DATA FOR ANALYSIS:
· · · · ·

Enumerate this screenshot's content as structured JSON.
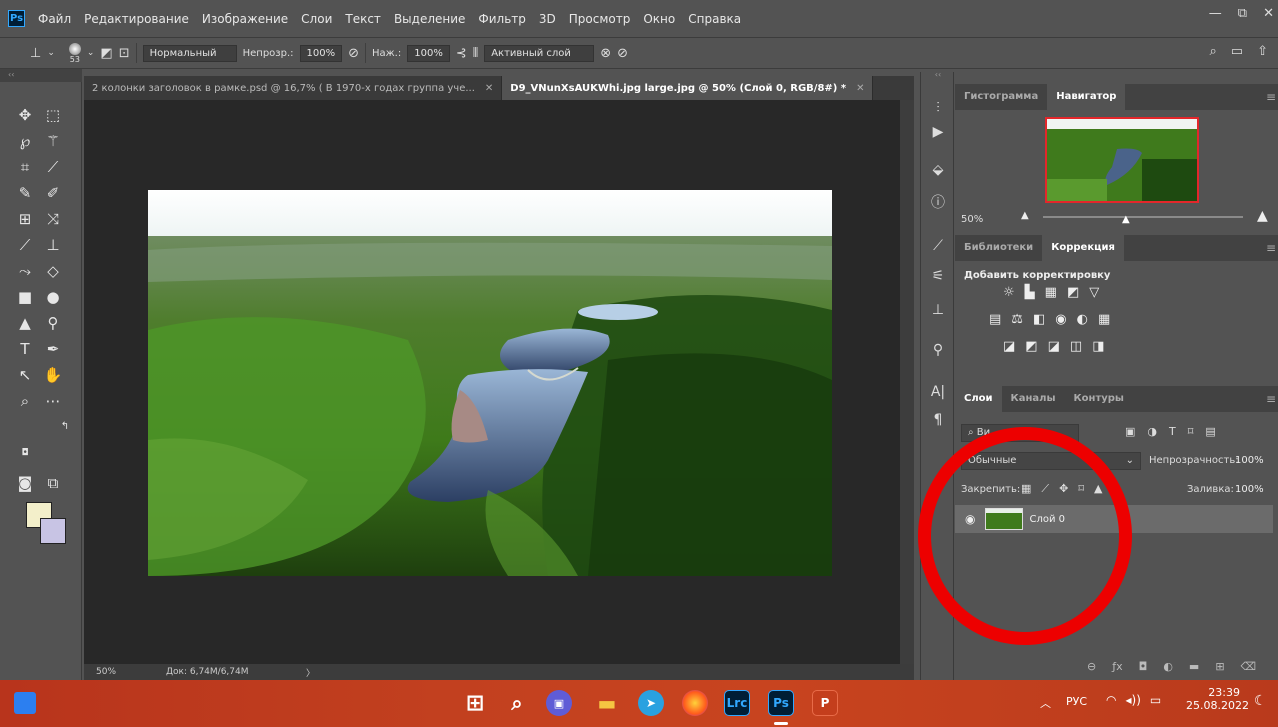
{
  "app": {
    "logo": "Ps"
  },
  "menu": [
    "Файл",
    "Редактирование",
    "Изображение",
    "Слои",
    "Текст",
    "Выделение",
    "Фильтр",
    "3D",
    "Просмотр",
    "Окно",
    "Справка"
  ],
  "window_controls": [
    "—",
    "⧉",
    "✕"
  ],
  "options": {
    "brush_size": "53",
    "mode": "Нормальный",
    "opacity_label": "Непрозр.:",
    "opacity_value": "100%",
    "pressure_label": "Наж.:",
    "pressure_value": "100%",
    "sample": "Активный слой"
  },
  "tabs": [
    {
      "label": "2 колонки заголовок в рамке.psd @ 16,7% (  В 1970-х годах группа уче...",
      "close": "✕"
    },
    {
      "label": "D9_VNunXsAUKWhi.jpg large.jpg @ 50% (Слой 0, RGB/8#) *",
      "close": "✕"
    }
  ],
  "status": {
    "zoom": "50%",
    "doc": "Док: 6,74M/6,74M",
    "arrow": "〉"
  },
  "panels": {
    "top_tabs": [
      "Гистограмма",
      "Навигатор"
    ],
    "nav_zoom": "50%",
    "mid_tabs": [
      "Библиотеки",
      "Коррекция"
    ],
    "add_adjustment": "Добавить корректировку",
    "adj_row1": [
      "☼",
      "▙",
      "▦",
      "◩",
      "▽"
    ],
    "adj_row2": [
      "▤",
      "⚖",
      "◧",
      "◉",
      "◐",
      "▦"
    ],
    "adj_row3": [
      "◪",
      "◩",
      "◪",
      "◫",
      "◨"
    ],
    "layer_tabs": [
      "Слои",
      "Каналы",
      "Контуры"
    ],
    "search_placeholder": "Ви",
    "blend": "Обычные",
    "opacity_label": "Непрозрачность:",
    "opacity_value": "100%",
    "lock_label": "Закрепить:",
    "fill_label": "Заливка:",
    "fill_value": "100%",
    "layer_name": "Слой 0"
  },
  "taskbar": {
    "lang": "РУС",
    "time": "23:39",
    "date": "25.08.2022",
    "apps": [
      "Lrc",
      "Ps",
      "P"
    ]
  },
  "colors": {
    "foreground": "#f3efca",
    "background": "#c8c4e4",
    "highlight": "#ed0000"
  }
}
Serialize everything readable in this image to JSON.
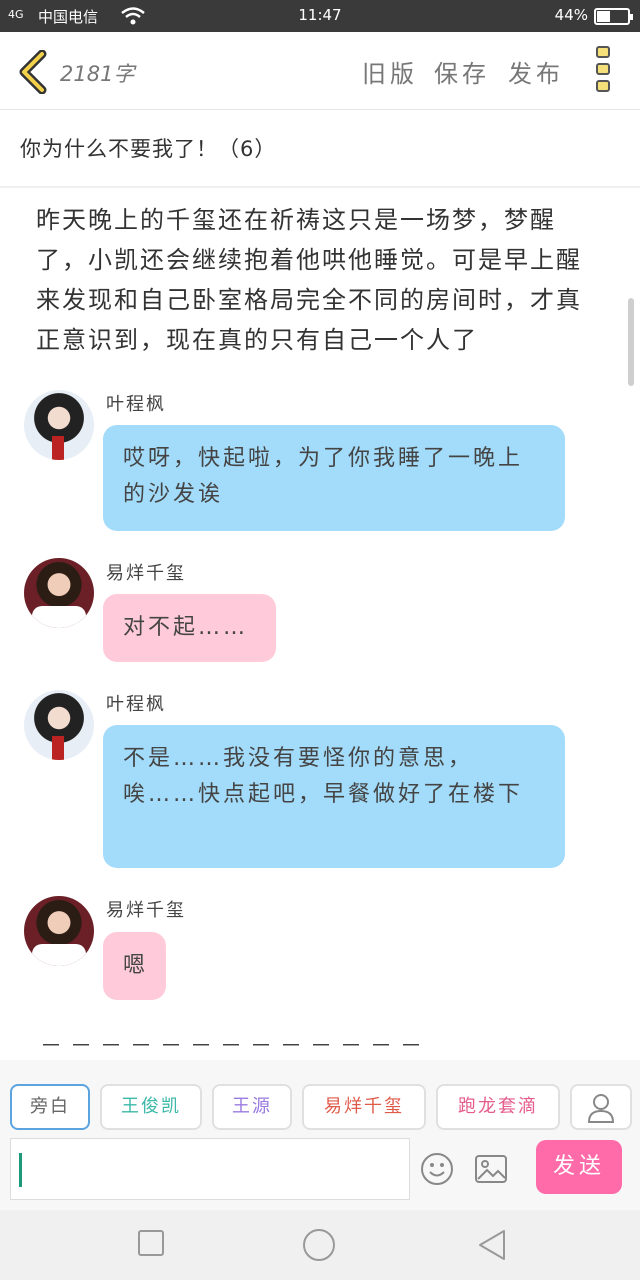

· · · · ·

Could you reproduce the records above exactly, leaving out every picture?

REPLY:
Enumerate this screenshot's content as structured JSON.
{
  "app": {
    "logo": "Ps"
  },
  "menu": [
    "Файл",
    "Редактирование",
    "Изображение",
    "Слои",
    "Текст",
    "Выделение",
    "Фильтр",
    "3D",
    "Просмотр",
    "Окно",
    "Справка"
  ],
  "window_controls": [
    "—",
    "⧉",
    "✕"
  ],
  "options": {
    "brush_size": "53",
    "mode": "Нормальный",
    "opacity_label": "Непрозр.:",
    "opacity_value": "100%",
    "pressure_label": "Наж.:",
    "pressure_value": "100%",
    "sample": "Активный слой"
  },
  "tabs": [
    {
      "label": "2 колонки заголовок в рамке.psd @ 16,7% (  В 1970-х годах группа уче...",
      "close": "✕"
    },
    {
      "label": "D9_VNunXsAUKWhi.jpg large.jpg @ 50% (Слой 0, RGB/8#) *",
      "close": "✕"
    }
  ],
  "status": {
    "zoom": "50%",
    "doc": "Док: 6,74M/6,74M",
    "arrow": "〉"
  },
  "panels": {
    "top_tabs": [
      "Гистограмма",
      "Навигатор"
    ],
    "nav_zoom": "50%",
    "mid_tabs": [
      "Библиотеки",
      "Коррекция"
    ],
    "add_adjustment": "Добавить корректировку",
    "adj_row1": [
      "☼",
      "▙",
      "▦",
      "◩",
      "▽"
    ],
    "adj_row2": [
      "▤",
      "⚖",
      "◧",
      "◉",
      "◐",
      "▦"
    ],
    "adj_row3": [
      "◪",
      "◩",
      "◪",
      "◫",
      "◨"
    ],
    "layer_tabs": [
      "Слои",
      "Каналы",
      "Контуры"
    ],
    "search_placeholder": "Ви",
    "blend": "Обычные",
    "opacity_label": "Непрозрачность:",
    "opacity_value": "100%",
    "lock_label": "Закрепить:",
    "fill_label": "Заливка:",
    "fill_value": "100%",
    "layer_name": "Слой 0"
  },
  "taskbar": {
    "lang": "РУС",
    "time": "23:39",
    "date": "25.08.2022",
    "apps": [
      "Lrc",
      "Ps",
      "P"
    ]
  },
  "colors": {
    "foreground": "#f3efca",
    "background": "#c8c4e4",
    "highlight": "#ed0000"
  }
}
Serialize everything readable in this image to JSON.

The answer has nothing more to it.